[Element data from apps and pages]
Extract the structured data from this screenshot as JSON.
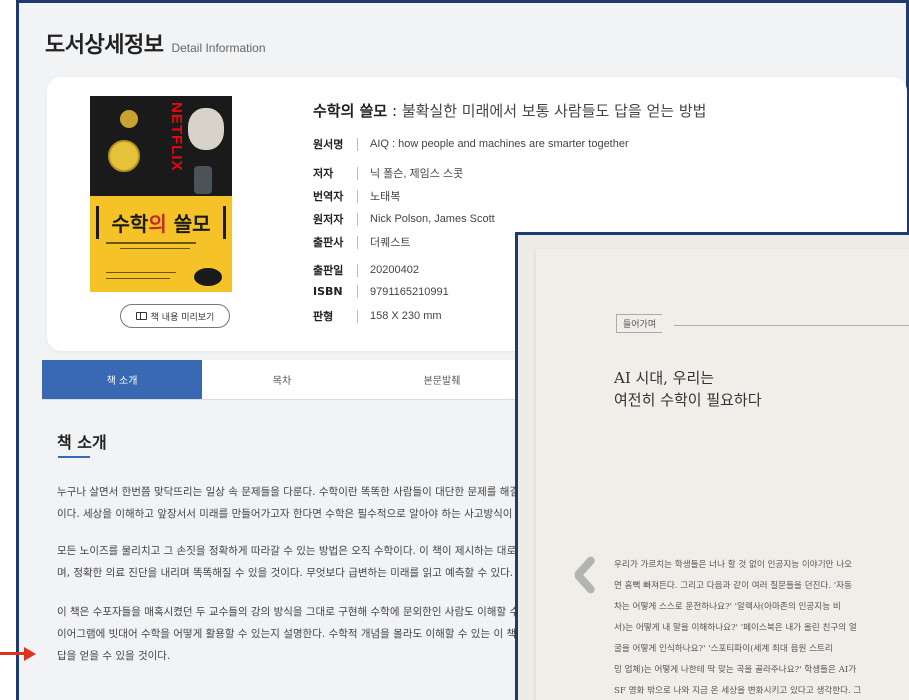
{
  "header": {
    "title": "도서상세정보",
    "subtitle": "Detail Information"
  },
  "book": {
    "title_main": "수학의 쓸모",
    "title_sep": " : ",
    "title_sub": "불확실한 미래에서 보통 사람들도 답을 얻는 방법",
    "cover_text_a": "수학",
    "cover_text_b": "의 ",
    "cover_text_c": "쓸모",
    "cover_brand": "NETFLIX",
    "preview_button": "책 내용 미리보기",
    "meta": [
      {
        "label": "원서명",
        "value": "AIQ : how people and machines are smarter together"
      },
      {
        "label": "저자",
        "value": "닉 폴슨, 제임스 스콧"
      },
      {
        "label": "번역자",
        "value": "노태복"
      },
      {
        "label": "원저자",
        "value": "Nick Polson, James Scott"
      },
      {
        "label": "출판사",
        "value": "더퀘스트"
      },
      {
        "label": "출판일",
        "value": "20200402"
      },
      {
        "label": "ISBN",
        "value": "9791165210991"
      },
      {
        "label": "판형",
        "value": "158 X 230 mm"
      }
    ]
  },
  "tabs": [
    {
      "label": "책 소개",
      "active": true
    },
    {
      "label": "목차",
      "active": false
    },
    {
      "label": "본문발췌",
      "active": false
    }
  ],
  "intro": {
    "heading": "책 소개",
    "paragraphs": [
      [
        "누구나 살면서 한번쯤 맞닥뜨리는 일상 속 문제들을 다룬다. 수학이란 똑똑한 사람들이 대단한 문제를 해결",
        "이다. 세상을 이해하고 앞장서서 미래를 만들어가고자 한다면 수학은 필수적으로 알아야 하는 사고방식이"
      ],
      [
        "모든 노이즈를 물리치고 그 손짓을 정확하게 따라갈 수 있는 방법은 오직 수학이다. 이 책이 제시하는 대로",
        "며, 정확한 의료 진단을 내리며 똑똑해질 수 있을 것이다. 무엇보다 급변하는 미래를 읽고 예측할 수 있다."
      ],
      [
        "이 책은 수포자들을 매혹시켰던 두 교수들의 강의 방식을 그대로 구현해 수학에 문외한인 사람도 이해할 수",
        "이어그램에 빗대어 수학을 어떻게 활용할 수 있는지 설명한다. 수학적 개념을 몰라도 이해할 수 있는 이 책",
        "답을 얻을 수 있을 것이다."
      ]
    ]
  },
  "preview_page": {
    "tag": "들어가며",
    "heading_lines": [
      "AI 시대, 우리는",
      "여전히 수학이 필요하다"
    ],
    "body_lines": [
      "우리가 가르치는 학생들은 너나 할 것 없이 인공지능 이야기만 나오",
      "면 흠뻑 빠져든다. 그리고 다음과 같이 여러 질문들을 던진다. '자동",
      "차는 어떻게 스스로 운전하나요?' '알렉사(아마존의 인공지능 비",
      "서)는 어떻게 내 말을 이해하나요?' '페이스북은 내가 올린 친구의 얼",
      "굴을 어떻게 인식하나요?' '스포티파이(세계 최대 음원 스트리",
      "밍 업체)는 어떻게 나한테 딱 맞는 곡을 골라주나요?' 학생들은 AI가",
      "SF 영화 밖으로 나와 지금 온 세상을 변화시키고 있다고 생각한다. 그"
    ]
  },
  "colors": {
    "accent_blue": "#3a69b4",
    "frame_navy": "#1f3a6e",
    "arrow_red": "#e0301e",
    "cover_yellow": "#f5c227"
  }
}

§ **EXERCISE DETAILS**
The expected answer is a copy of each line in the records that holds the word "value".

§ **ANSWER BOX**
        "value": "AIQ : how people and machines are smarter together"
        "value": "닉 폴슨, 제임스 스콧"
        "value": "노태복"
        "value": "Nick Polson, James Scott"
        "value": "더퀘스트"
        "value": "20200402"
        "value": "9791165210991"
        "value": "158 X 230 mm"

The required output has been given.